Records from a data source:
::::
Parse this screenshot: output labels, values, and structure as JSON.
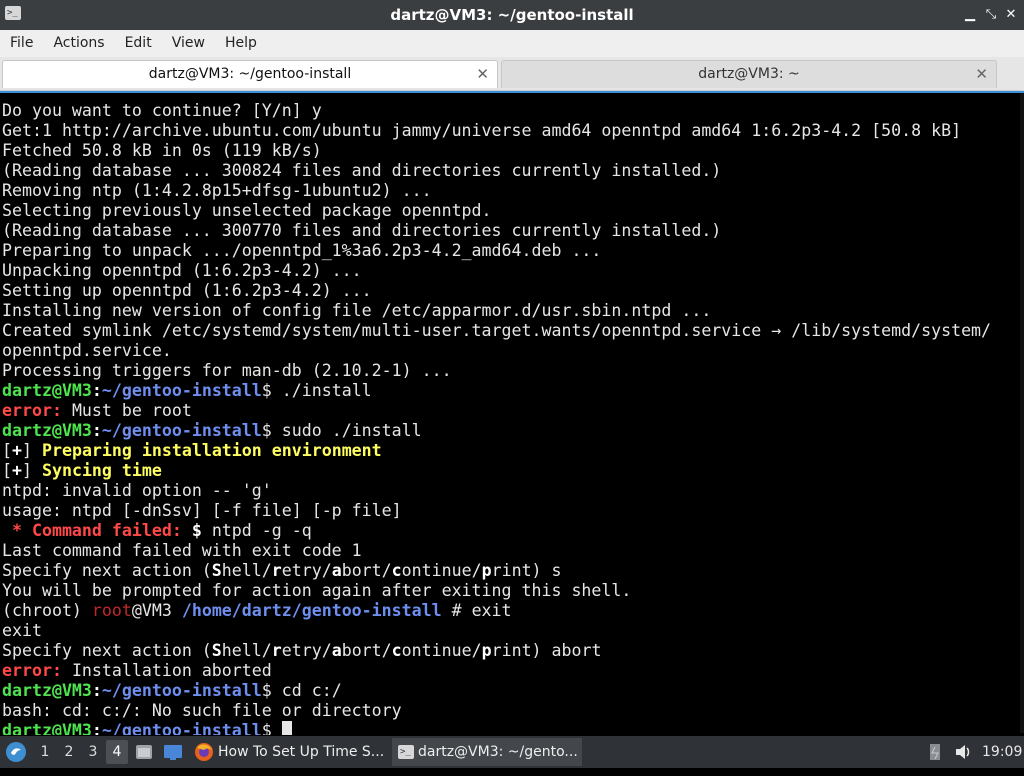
{
  "window": {
    "title": "dartz@VM3: ~/gentoo-install",
    "app_icon": "terminal-icon",
    "controls": [
      "minimize-icon",
      "maximize-icon",
      "close-icon"
    ]
  },
  "menu": [
    "File",
    "Actions",
    "Edit",
    "View",
    "Help"
  ],
  "tabs": [
    {
      "label": "dartz@VM3: ~/gentoo-install",
      "active": true
    },
    {
      "label": "dartz@VM3: ~",
      "active": false
    }
  ],
  "colors": {
    "prompt_user": "#4ee44e",
    "prompt_path": "#6e8ff0",
    "error": "#ff4848",
    "highlight": "#ffff60",
    "root_user": "#c0282a",
    "terminal_bg": "#000000",
    "focus_border": "#3a8fd9"
  },
  "terminal": {
    "lines": [
      [
        {
          "t": "Do you want to continue? [Y/n] y"
        }
      ],
      [
        {
          "t": "Get:1 http://archive.ubuntu.com/ubuntu jammy/universe amd64 openntpd amd64 1:6.2p3-4.2 [50.8 kB]"
        }
      ],
      [
        {
          "t": "Fetched 50.8 kB in 0s (119 kB/s)"
        }
      ],
      [
        {
          "t": "(Reading database ... 300824 files and directories currently installed.)"
        }
      ],
      [
        {
          "t": "Removing ntp (1:4.2.8p15+dfsg-1ubuntu2) ..."
        }
      ],
      [
        {
          "t": "Selecting previously unselected package openntpd."
        }
      ],
      [
        {
          "t": "(Reading database ... 300770 files and directories currently installed.)"
        }
      ],
      [
        {
          "t": "Preparing to unpack .../openntpd_1%3a6.2p3-4.2_amd64.deb ..."
        }
      ],
      [
        {
          "t": "Unpacking openntpd (1:6.2p3-4.2) ..."
        }
      ],
      [
        {
          "t": "Setting up openntpd (1:6.2p3-4.2) ..."
        }
      ],
      [
        {
          "t": "Installing new version of config file /etc/apparmor.d/usr.sbin.ntpd ..."
        }
      ],
      [
        {
          "t": "Created symlink /etc/systemd/system/multi-user.target.wants/openntpd.service → /lib/systemd/system/"
        }
      ],
      [
        {
          "t": "openntpd.service."
        }
      ],
      [
        {
          "t": "Processing triggers for man-db (2.10.2-1) ..."
        }
      ],
      [
        {
          "t": "dartz@VM3",
          "c": "g"
        },
        {
          "t": ":",
          "c": "bw"
        },
        {
          "t": "~/gentoo-install",
          "c": "b"
        },
        {
          "t": "$ ./install"
        }
      ],
      [
        {
          "t": "error:",
          "c": "r"
        },
        {
          "t": " Must be root"
        }
      ],
      [
        {
          "t": "dartz@VM3",
          "c": "g"
        },
        {
          "t": ":",
          "c": "bw"
        },
        {
          "t": "~/gentoo-install",
          "c": "b"
        },
        {
          "t": "$ sudo ./install"
        }
      ],
      [
        {
          "t": "[",
          "c": ""
        },
        {
          "t": "+",
          "c": "bw"
        },
        {
          "t": "] "
        },
        {
          "t": "Preparing installation environment",
          "c": "y"
        }
      ],
      [
        {
          "t": "[",
          "c": ""
        },
        {
          "t": "+",
          "c": "bw"
        },
        {
          "t": "] "
        },
        {
          "t": "Syncing time",
          "c": "y"
        }
      ],
      [
        {
          "t": "ntpd: invalid option -- 'g'"
        }
      ],
      [
        {
          "t": "usage: ntpd [-dnSsv] [-f file] [-p file]"
        }
      ],
      [
        {
          "t": " * Command failed: ",
          "c": "r"
        },
        {
          "t": "$",
          "c": "bw"
        },
        {
          "t": " ntpd -g -q"
        }
      ],
      [
        {
          "t": "Last command failed with exit code 1"
        }
      ],
      [
        {
          "t": "Specify next action ("
        },
        {
          "t": "S",
          "c": "bw"
        },
        {
          "t": "hell/"
        },
        {
          "t": "r",
          "c": "bw"
        },
        {
          "t": "etry/"
        },
        {
          "t": "a",
          "c": "bw"
        },
        {
          "t": "bort/"
        },
        {
          "t": "c",
          "c": "bw"
        },
        {
          "t": "ontinue/"
        },
        {
          "t": "p",
          "c": "bw"
        },
        {
          "t": "rint) s"
        }
      ],
      [
        {
          "t": "You will be prompted for action again after exiting this shell."
        }
      ],
      [
        {
          "t": "(chroot) "
        },
        {
          "t": "root",
          "c": "dr"
        },
        {
          "t": "@VM3 "
        },
        {
          "t": "/home/dartz/gentoo-install",
          "c": "b"
        },
        {
          "t": " # exit"
        }
      ],
      [
        {
          "t": "exit"
        }
      ],
      [
        {
          "t": "Specify next action ("
        },
        {
          "t": "S",
          "c": "bw"
        },
        {
          "t": "hell/"
        },
        {
          "t": "r",
          "c": "bw"
        },
        {
          "t": "etry/"
        },
        {
          "t": "a",
          "c": "bw"
        },
        {
          "t": "bort/"
        },
        {
          "t": "c",
          "c": "bw"
        },
        {
          "t": "ontinue/"
        },
        {
          "t": "p",
          "c": "bw"
        },
        {
          "t": "rint) abort"
        }
      ],
      [
        {
          "t": "error:",
          "c": "r"
        },
        {
          "t": " Installation aborted"
        }
      ],
      [
        {
          "t": "dartz@VM3",
          "c": "g"
        },
        {
          "t": ":",
          "c": "bw"
        },
        {
          "t": "~/gentoo-install",
          "c": "b"
        },
        {
          "t": "$ cd c:/"
        }
      ],
      [
        {
          "t": "bash: cd: c:/: No such file or directory"
        }
      ],
      [
        {
          "t": "dartz@VM3",
          "c": "g"
        },
        {
          "t": ":",
          "c": "bw"
        },
        {
          "t": "~/gentoo-install",
          "c": "b"
        },
        {
          "t": "$ "
        }
      ]
    ]
  },
  "taskbar": {
    "menu_icon": "distro-menu-icon",
    "workspaces": [
      "1",
      "2",
      "3",
      "4"
    ],
    "active_workspace": "4",
    "launchers": [
      "file-manager-icon",
      "desktop-icon"
    ],
    "tasks": [
      {
        "label": "How To Set Up Time S...",
        "icon": "firefox-icon",
        "active": false
      },
      {
        "label": "dartz@VM3: ~/gento...",
        "icon": "terminal-icon",
        "active": true
      }
    ],
    "tray_icons": [
      "battery-icon",
      "volume-icon"
    ],
    "clock": "19:09"
  }
}
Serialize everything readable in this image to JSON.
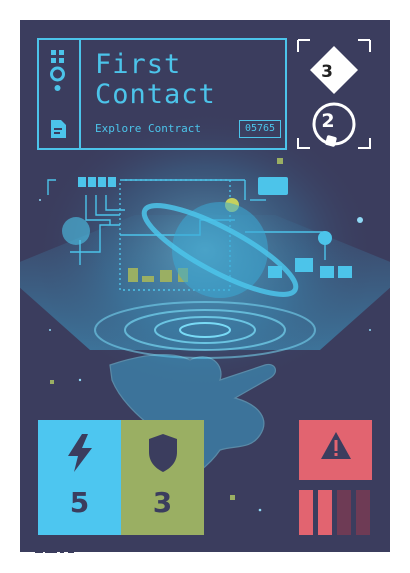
{
  "card": {
    "title_line1": "First",
    "title_line2": "Contact",
    "subtitle": "Explore Contract",
    "code": "05765",
    "cost_primary": "3",
    "cost_secondary": "2"
  },
  "stats": {
    "energy": {
      "icon": "lightning-icon",
      "value": "5",
      "color": "#4dc6f0"
    },
    "shield": {
      "icon": "shield-icon",
      "value": "3",
      "color": "#9aaf63"
    }
  },
  "hazard": {
    "icon": "warning-icon",
    "color": "#e26470",
    "pips_total": 4,
    "pips_filled": 2
  },
  "colors": {
    "card_bg": "#3b3d5e",
    "accent": "#4cc4ea"
  }
}
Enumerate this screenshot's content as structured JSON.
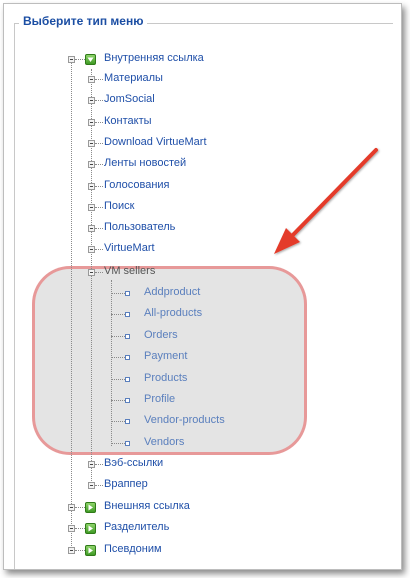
{
  "legend": "Выберите тип меню",
  "tree": {
    "internal_link": "Внутренняя ссылка",
    "children": [
      "Материалы",
      "JomSocial",
      "Контакты",
      "Download VirtueMart",
      "Ленты новостей",
      "Голосования",
      "Поиск",
      "Пользователь",
      "VirtueMart"
    ],
    "vm_sellers": "VM sellers",
    "vm_sellers_children": [
      "Addproduct",
      "All-products",
      "Orders",
      "Payment",
      "Products",
      "Profile",
      "Vendor-products",
      "Vendors"
    ],
    "more_children": [
      "Вэб-ссылки",
      "Враппер"
    ],
    "bottom_items": [
      "Внешняя ссылка",
      "Разделитель",
      "Псевдоним"
    ]
  },
  "colors": {
    "link": "#1f4fa8",
    "sublink": "#5a7fbd",
    "legend": "#1b4ea3",
    "arrow": "#e43b2a",
    "highlight_border": "#e88c8c"
  }
}
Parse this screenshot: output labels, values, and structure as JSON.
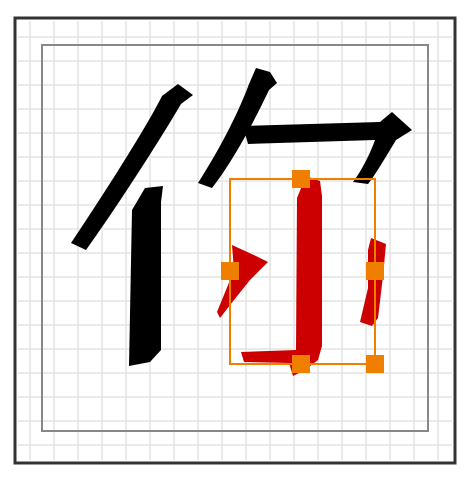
{
  "editor": {
    "character": "你",
    "selected_component": "小",
    "colors": {
      "background": "#ffffff",
      "outer_border": "#333333",
      "inner_border": "#888888",
      "grid": "#e4e4e4",
      "base_strokes": "#000000",
      "selected_strokes": "#cc0000",
      "selection": "#f07f00"
    },
    "icons": {
      "handle": "square-handle-icon"
    }
  }
}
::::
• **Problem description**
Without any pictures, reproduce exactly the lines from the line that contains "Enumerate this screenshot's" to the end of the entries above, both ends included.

• **Reply to the exercise**
Enumerate this screenshot's content as structured JSON.
{
  "legend": "Выберите тип меню",
  "tree": {
    "internal_link": "Внутренняя ссылка",
    "children": [
      "Материалы",
      "JomSocial",
      "Контакты",
      "Download VirtueMart",
      "Ленты новостей",
      "Голосования",
      "Поиск",
      "Пользователь",
      "VirtueMart"
    ],
    "vm_sellers": "VM sellers",
    "vm_sellers_children": [
      "Addproduct",
      "All-products",
      "Orders",
      "Payment",
      "Products",
      "Profile",
      "Vendor-products",
      "Vendors"
    ],
    "more_children": [
      "Вэб-ссылки",
      "Враппер"
    ],
    "bottom_items": [
      "Внешняя ссылка",
      "Разделитель",
      "Псевдоним"
    ]
  },
  "colors": {
    "link": "#1f4fa8",
    "sublink": "#5a7fbd",
    "legend": "#1b4ea3",
    "arrow": "#e43b2a",
    "highlight_border": "#e88c8c"
  }
}
Parse this screenshot: output labels, values, and structure as JSON.
{
  "editor": {
    "character": "你",
    "selected_component": "小",
    "colors": {
      "background": "#ffffff",
      "outer_border": "#333333",
      "inner_border": "#888888",
      "grid": "#e4e4e4",
      "base_strokes": "#000000",
      "selected_strokes": "#cc0000",
      "selection": "#f07f00"
    },
    "icons": {
      "handle": "square-handle-icon"
    }
  }
}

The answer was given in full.